2020 Arts Policy Updates and Priorities
February 12, 2020
Federal budget repeats recent history, proposing elimination of NEA
With bipartisan support from Congress, the National Endowment for the Arts (NEA) received an increase for fiscal year 2020 for a total funding level of $162.25 million, while the Assistance for Arts Education (AAE) program fund at the U.S. Department of Education actually received a $1 million increase for a total funding level of $30 million. However, the Trump Administration has once again proposed elimination of several sources of federal support for the arts, including the NEA, the AAE fund, the Corporation for Public Broadcasting, and others. The following League resources will help your orchestra prepare to speak up on issues that matter the most to your community:
- Key Issues at a Glance: our concise 2-pager summarizes the main policy issues affecting orchestras.
- Online advocacy campaigns: write to Congress on issues from arts funding to tax policy.
- 2020 Calendar of Opportunities: plan ahead for when your elected officials will be at home, and find suggested actions you can take.
Reminder! IRA Rollover is a key giving incentive
Many orchestras have received significant new contributions since the IRA Charitable Rollover provision was made permanent in 2015, allowing individuals age 70-1/2 and older to make direct, tax-free transfers of up to $100,000 per year (up to $200,000 for married couples) from their Individual Retirement Accounts (IRA) to qualified charities. Many donors are particularly incentivized to give when they reach the age threshold for required mandatory IRA distributions. Legislation signed into law at the end of December changes the age threshold for required minimum IRA distributions to age 72. Note that donors can still make tax-free qualified charitable distributions beginning at aged 70-1/2, though some may opt to wait until age 72 to make a gift.
Tap into League visa services amidst a wave of changing rules for guest artists
The League provides specialized assistance in navigating the complex visa requirements for guest artists. Orchestras should take note that multiple changes are being made to the forms used for visa processing, new requirements are in place for artists applying for an extension of their stay or a change in visa status, and the Trump Administration announced an expansion of travel restrictions, all while U.S. Citizenship and Immigration Services (USCIS) is considering a dramatic increase in filing fees.

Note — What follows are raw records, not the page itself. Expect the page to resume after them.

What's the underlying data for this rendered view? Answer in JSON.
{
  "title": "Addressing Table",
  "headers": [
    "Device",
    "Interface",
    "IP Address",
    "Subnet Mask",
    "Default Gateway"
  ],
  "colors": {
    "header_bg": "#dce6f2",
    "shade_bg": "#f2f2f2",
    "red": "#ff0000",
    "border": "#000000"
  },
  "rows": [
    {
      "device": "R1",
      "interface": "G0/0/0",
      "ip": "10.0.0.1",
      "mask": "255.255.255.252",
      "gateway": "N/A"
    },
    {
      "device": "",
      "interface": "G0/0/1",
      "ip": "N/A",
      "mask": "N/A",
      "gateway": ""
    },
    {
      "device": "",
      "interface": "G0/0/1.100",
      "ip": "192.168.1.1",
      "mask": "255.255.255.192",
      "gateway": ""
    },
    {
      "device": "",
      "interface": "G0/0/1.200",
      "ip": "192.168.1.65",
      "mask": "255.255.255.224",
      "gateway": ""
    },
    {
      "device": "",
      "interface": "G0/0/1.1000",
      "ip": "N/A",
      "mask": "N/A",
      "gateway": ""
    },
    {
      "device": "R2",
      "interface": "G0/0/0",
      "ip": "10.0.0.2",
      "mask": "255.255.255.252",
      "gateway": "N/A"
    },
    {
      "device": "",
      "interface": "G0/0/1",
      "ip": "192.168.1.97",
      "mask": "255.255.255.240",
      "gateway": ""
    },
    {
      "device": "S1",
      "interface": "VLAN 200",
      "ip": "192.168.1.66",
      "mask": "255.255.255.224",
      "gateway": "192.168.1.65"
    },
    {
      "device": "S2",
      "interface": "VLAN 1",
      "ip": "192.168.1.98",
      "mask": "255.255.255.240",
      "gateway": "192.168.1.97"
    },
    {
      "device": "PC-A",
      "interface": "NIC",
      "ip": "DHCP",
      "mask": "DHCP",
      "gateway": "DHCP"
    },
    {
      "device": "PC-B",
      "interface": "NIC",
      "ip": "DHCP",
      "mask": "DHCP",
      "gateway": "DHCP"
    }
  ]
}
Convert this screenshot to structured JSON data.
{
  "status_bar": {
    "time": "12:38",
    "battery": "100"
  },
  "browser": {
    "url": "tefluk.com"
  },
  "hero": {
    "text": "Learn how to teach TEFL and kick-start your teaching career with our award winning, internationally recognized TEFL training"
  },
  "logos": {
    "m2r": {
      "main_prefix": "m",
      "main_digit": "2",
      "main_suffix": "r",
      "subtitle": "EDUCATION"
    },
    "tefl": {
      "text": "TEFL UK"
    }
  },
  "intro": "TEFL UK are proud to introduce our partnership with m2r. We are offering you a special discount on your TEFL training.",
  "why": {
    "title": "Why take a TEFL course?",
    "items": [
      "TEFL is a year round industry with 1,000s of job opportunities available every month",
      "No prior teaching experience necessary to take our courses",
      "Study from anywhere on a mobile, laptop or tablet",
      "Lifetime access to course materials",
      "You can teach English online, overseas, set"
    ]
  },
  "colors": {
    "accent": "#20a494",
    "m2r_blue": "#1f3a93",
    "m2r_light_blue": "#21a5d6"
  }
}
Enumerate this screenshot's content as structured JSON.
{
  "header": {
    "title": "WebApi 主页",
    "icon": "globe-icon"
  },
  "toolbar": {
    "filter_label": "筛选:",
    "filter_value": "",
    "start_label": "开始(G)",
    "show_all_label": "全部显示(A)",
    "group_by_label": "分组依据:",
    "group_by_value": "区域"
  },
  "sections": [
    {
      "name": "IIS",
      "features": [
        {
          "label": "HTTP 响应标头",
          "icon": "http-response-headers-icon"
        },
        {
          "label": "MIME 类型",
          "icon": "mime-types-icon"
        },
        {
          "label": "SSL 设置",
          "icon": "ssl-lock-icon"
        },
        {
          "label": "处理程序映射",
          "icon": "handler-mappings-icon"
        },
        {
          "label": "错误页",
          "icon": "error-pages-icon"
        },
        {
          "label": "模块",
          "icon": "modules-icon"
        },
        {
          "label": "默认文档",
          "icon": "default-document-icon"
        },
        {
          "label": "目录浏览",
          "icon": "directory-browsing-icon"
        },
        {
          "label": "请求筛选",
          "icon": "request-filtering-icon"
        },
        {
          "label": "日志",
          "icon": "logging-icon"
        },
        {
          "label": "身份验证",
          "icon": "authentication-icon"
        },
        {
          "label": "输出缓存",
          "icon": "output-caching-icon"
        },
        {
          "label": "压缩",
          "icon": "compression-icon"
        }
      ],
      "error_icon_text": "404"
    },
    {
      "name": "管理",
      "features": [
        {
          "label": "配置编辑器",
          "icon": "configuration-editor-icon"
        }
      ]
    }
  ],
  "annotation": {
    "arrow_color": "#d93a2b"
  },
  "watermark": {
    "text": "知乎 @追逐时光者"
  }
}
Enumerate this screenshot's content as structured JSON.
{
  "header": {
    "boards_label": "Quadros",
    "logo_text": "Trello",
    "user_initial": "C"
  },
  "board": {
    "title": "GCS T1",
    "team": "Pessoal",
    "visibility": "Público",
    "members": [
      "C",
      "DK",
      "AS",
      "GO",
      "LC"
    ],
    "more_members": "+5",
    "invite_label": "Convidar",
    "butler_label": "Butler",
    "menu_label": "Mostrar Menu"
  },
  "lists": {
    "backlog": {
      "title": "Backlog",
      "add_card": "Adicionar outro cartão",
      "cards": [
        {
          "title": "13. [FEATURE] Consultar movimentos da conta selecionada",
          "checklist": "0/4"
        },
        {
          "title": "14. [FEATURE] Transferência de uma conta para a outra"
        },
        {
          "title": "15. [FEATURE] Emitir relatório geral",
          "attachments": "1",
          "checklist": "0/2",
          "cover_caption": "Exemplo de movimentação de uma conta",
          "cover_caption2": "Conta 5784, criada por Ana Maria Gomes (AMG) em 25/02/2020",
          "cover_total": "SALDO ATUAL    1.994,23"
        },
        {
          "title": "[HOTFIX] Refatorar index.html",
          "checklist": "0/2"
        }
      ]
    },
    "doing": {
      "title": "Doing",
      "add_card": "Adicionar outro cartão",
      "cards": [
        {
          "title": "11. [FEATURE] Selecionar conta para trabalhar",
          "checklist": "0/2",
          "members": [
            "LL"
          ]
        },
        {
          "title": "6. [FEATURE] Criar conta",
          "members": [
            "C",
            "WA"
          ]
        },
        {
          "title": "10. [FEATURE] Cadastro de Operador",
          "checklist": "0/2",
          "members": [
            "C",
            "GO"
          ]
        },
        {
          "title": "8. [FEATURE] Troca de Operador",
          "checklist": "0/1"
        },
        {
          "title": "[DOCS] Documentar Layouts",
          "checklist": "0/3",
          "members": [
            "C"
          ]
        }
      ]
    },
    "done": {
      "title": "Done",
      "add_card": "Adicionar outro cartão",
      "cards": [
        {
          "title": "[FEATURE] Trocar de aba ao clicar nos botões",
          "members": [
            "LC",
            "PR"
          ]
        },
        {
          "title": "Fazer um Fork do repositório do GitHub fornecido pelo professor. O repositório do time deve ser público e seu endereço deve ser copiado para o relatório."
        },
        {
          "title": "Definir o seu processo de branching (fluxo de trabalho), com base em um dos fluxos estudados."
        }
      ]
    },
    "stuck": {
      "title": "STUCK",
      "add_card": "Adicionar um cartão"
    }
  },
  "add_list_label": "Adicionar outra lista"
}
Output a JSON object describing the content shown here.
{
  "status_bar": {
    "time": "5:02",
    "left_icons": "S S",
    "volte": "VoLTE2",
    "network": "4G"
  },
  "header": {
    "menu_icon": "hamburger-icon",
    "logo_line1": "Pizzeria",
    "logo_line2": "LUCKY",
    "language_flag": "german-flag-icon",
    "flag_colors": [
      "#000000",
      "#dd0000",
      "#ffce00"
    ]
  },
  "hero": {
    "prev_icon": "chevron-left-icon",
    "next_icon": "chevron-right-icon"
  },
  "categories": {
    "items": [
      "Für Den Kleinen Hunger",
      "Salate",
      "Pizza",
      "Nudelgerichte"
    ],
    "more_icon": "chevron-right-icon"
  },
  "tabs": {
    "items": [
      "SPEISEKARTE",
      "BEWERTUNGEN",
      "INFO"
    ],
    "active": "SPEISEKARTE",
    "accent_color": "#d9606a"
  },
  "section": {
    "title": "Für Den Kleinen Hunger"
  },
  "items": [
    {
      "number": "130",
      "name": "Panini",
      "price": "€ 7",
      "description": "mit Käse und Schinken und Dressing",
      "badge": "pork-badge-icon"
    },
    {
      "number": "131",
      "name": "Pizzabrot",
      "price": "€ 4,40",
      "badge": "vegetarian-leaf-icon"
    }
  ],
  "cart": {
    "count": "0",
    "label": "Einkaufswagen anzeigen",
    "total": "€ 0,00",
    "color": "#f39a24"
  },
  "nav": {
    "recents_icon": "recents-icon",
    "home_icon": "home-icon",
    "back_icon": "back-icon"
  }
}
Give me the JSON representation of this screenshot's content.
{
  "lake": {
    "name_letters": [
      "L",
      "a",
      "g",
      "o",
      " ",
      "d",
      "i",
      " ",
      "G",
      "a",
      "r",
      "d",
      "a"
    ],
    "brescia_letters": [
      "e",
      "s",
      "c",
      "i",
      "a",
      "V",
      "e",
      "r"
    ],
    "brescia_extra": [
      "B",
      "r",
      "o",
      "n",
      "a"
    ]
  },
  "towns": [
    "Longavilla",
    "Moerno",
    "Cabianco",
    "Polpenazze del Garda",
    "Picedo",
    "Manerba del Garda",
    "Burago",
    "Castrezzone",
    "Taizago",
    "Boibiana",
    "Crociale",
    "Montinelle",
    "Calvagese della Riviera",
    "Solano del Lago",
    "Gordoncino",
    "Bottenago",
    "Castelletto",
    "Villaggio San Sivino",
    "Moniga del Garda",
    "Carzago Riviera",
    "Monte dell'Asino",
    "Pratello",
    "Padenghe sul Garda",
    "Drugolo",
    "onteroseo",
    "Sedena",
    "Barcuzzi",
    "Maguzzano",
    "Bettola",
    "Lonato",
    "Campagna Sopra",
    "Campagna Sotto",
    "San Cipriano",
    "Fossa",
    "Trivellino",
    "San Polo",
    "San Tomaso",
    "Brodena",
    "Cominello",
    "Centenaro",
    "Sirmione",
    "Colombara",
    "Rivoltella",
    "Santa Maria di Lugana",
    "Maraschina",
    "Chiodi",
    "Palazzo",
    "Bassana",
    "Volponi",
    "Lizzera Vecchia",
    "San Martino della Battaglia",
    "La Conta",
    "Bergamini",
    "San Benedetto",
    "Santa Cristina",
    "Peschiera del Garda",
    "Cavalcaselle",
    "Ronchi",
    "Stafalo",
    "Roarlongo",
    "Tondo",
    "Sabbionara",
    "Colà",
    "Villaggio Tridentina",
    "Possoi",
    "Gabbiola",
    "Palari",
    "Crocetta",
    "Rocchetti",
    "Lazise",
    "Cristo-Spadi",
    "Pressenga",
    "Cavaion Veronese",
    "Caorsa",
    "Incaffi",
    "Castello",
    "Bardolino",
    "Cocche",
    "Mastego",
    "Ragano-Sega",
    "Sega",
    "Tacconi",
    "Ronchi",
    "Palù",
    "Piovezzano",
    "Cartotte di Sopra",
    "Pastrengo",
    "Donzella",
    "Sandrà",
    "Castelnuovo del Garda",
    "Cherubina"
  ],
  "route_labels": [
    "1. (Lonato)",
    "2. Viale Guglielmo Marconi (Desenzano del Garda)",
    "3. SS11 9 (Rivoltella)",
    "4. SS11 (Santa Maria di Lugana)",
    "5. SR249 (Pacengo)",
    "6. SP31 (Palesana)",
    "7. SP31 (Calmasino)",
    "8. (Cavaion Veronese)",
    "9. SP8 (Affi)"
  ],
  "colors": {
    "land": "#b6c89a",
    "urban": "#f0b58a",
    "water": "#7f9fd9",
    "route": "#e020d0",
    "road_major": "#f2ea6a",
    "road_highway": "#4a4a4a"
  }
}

All of the details regarding policy changes are described in the news update section of the League's dedicated website Artists from Abroad, and the League's Washington, D.C. office is standing by to provide assistance to help orchestras continue to engage in essential international artistry.
Did your orchestra pay taxes on transportation benefits? Refunds now available!